In comparison to integrated carriers, regional carriers provide an “Already Going There Network.” They make use of extra space in vehicles that are already going to the same destination, allowing the carrier to drive down cost and eliminate any surcharges. Sometimes they can make partnerships with final mile delivery services, such as USPS, lowering the cost even more. Because these partnerships occur within the regional area, ground transit times are often quicker than those of integrated carriers, which will take an average of seven to nine business days to deliver the parcel to the customer. On the other hand, regional carriers can reduce the transit time to three to five days. 

Catch a Wave: Choosing the Right Shipping Model 

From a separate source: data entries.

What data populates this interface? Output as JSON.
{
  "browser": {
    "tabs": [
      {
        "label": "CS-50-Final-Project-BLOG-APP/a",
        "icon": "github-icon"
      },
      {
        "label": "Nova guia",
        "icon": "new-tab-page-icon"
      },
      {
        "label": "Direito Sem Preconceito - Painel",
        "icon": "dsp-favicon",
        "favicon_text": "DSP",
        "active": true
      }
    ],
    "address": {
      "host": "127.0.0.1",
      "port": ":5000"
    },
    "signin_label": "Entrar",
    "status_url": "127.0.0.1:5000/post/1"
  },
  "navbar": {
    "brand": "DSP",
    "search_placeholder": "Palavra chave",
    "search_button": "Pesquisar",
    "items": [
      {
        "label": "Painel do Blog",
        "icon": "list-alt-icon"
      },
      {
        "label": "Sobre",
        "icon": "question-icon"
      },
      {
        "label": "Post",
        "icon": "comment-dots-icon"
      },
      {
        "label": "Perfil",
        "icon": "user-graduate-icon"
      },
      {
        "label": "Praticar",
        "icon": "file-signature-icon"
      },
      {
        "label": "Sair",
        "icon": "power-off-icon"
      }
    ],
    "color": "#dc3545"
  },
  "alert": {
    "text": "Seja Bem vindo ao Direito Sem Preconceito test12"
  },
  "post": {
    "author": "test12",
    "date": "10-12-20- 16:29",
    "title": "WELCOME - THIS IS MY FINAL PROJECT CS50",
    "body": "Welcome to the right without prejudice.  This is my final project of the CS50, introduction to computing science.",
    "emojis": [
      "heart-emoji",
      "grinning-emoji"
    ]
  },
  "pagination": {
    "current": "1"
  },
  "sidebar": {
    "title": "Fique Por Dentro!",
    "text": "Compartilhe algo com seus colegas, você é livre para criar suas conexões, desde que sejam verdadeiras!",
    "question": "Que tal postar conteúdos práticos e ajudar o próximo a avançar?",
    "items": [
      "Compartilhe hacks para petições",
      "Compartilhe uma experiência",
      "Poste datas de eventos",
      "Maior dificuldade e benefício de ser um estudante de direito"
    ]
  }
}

When it comes to ground service, regional carriers are more capable of delivering packages less expensively and faster than integrated carriers. Through their Already Going There networks, they are better able to match the desired e-commerce transit times than integrated carriers. At a two to three day pace, integrated carriers can be a little quicker, but their prices are significantly higher.

In choosing the right shipping model, you are essentially trying to discover which wave to catch. You want to know which wave will take your business the farthest with the best results. If you choose a shipping model that allows you to deliver to offshore locations with decreased transit times and costs, then you are even closer to achieving your goal of breaking into the offshore parcel shipping market. 

And You're Surfing!

Whether you’re shipping offshore now or just thinking about it, you can use these tools and skills to break into the offshore shipping market successfully. In other words, you're ready to hang ten! You’ve learned how to use your longboard to create awesome opportunities; you have chosen to combat the asterisk and give your board a nice slather of wax; you have cross-trained like no other and balanced your cost versus transit time. Now you're ready to catch a wave and surf the swells to pursuing offshore parcel shipping. Mahalo!

Kevin Unbedacht is President of International Bridge (DBA He has helped the company succeed in providing excellent shipping service to Alaska, Hawaii, Puerto Rico, US territories, APO/FPOs. Kevin can be contacted at You can also visit International Bridge’s website at